▸ **Problem details**
Restate the entries below exactly, and keep all images out of the answer.

#####

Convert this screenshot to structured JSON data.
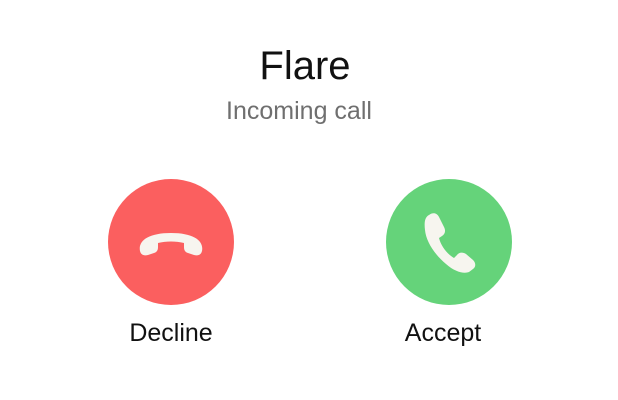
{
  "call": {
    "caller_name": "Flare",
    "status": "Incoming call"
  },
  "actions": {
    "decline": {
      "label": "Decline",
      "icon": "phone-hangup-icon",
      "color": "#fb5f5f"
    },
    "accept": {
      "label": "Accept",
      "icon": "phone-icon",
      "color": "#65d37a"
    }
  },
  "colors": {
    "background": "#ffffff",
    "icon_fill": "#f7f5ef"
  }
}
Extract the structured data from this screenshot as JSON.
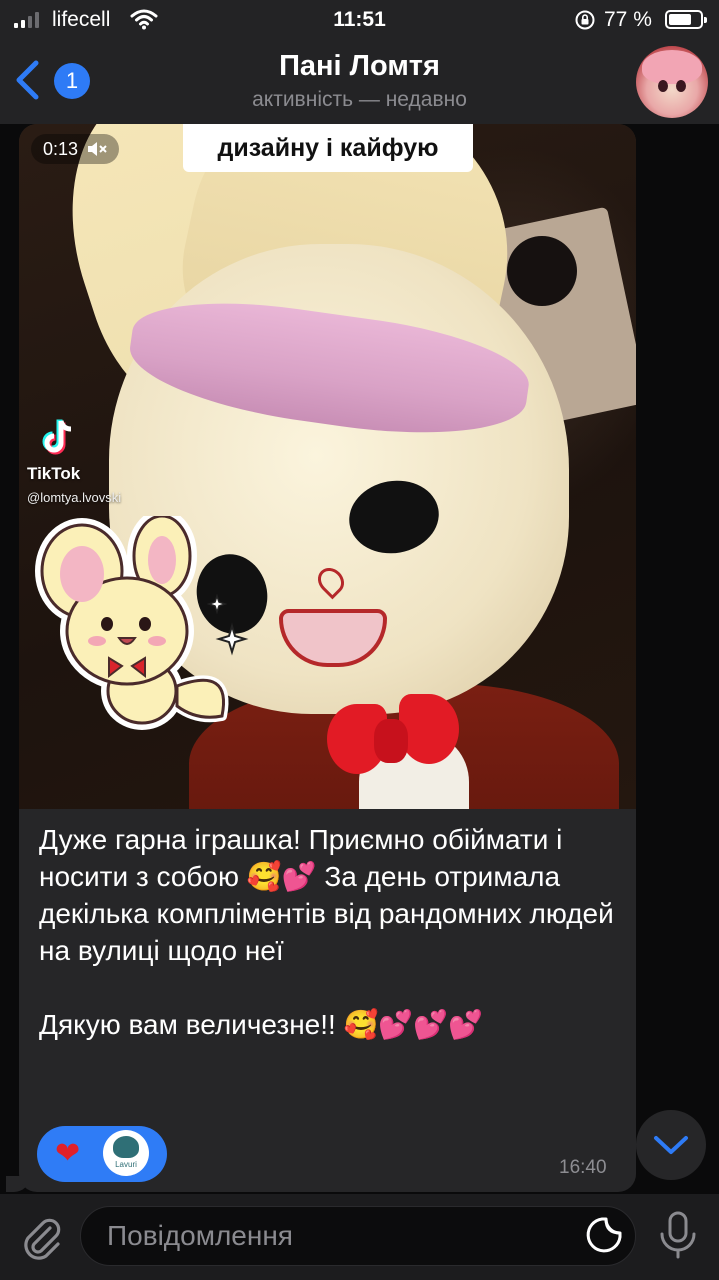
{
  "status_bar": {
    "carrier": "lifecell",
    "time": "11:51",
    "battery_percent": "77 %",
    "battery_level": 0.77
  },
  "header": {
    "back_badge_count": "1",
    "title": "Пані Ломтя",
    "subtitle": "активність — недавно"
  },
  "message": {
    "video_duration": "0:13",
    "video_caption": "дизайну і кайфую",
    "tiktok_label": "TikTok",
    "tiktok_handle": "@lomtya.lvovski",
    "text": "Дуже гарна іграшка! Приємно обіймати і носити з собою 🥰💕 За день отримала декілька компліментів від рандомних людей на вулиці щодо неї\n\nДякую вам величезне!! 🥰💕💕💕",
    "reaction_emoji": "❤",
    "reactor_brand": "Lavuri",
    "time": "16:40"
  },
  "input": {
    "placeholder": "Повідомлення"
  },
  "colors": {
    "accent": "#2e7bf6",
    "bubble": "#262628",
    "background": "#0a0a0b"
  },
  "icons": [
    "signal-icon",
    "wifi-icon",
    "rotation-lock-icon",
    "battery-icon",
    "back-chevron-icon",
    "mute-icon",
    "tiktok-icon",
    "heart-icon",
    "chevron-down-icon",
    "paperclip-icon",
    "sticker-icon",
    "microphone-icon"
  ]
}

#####

▸ **Output for this exercise**
Convert this screenshot to structured JSON data.
{
  "call": {
    "caller_name": "Flare",
    "status": "Incoming call"
  },
  "actions": {
    "decline": {
      "label": "Decline",
      "icon": "phone-hangup-icon",
      "color": "#fb5f5f"
    },
    "accept": {
      "label": "Accept",
      "icon": "phone-icon",
      "color": "#65d37a"
    }
  },
  "colors": {
    "background": "#ffffff",
    "icon_fill": "#f7f5ef"
  }
}
Extract the structured data from this screenshot as JSON.
{
  "status_bar": {
    "carrier": "lifecell",
    "time": "11:51",
    "battery_percent": "77 %",
    "battery_level": 0.77
  },
  "header": {
    "back_badge_count": "1",
    "title": "Пані Ломтя",
    "subtitle": "активність — недавно"
  },
  "message": {
    "video_duration": "0:13",
    "video_caption": "дизайну і кайфую",
    "tiktok_label": "TikTok",
    "tiktok_handle": "@lomtya.lvovski",
    "text": "Дуже гарна іграшка! Приємно обіймати і носити з собою 🥰💕 За день отримала декілька компліментів від рандомних людей на вулиці щодо неї\n\nДякую вам величезне!! 🥰💕💕💕",
    "reaction_emoji": "❤",
    "reactor_brand": "Lavuri",
    "time": "16:40"
  },
  "input": {
    "placeholder": "Повідомлення"
  },
  "colors": {
    "accent": "#2e7bf6",
    "bubble": "#262628",
    "background": "#0a0a0b"
  },
  "icons": [
    "signal-icon",
    "wifi-icon",
    "rotation-lock-icon",
    "battery-icon",
    "back-chevron-icon",
    "mute-icon",
    "tiktok-icon",
    "heart-icon",
    "chevron-down-icon",
    "paperclip-icon",
    "sticker-icon",
    "microphone-icon"
  ]
}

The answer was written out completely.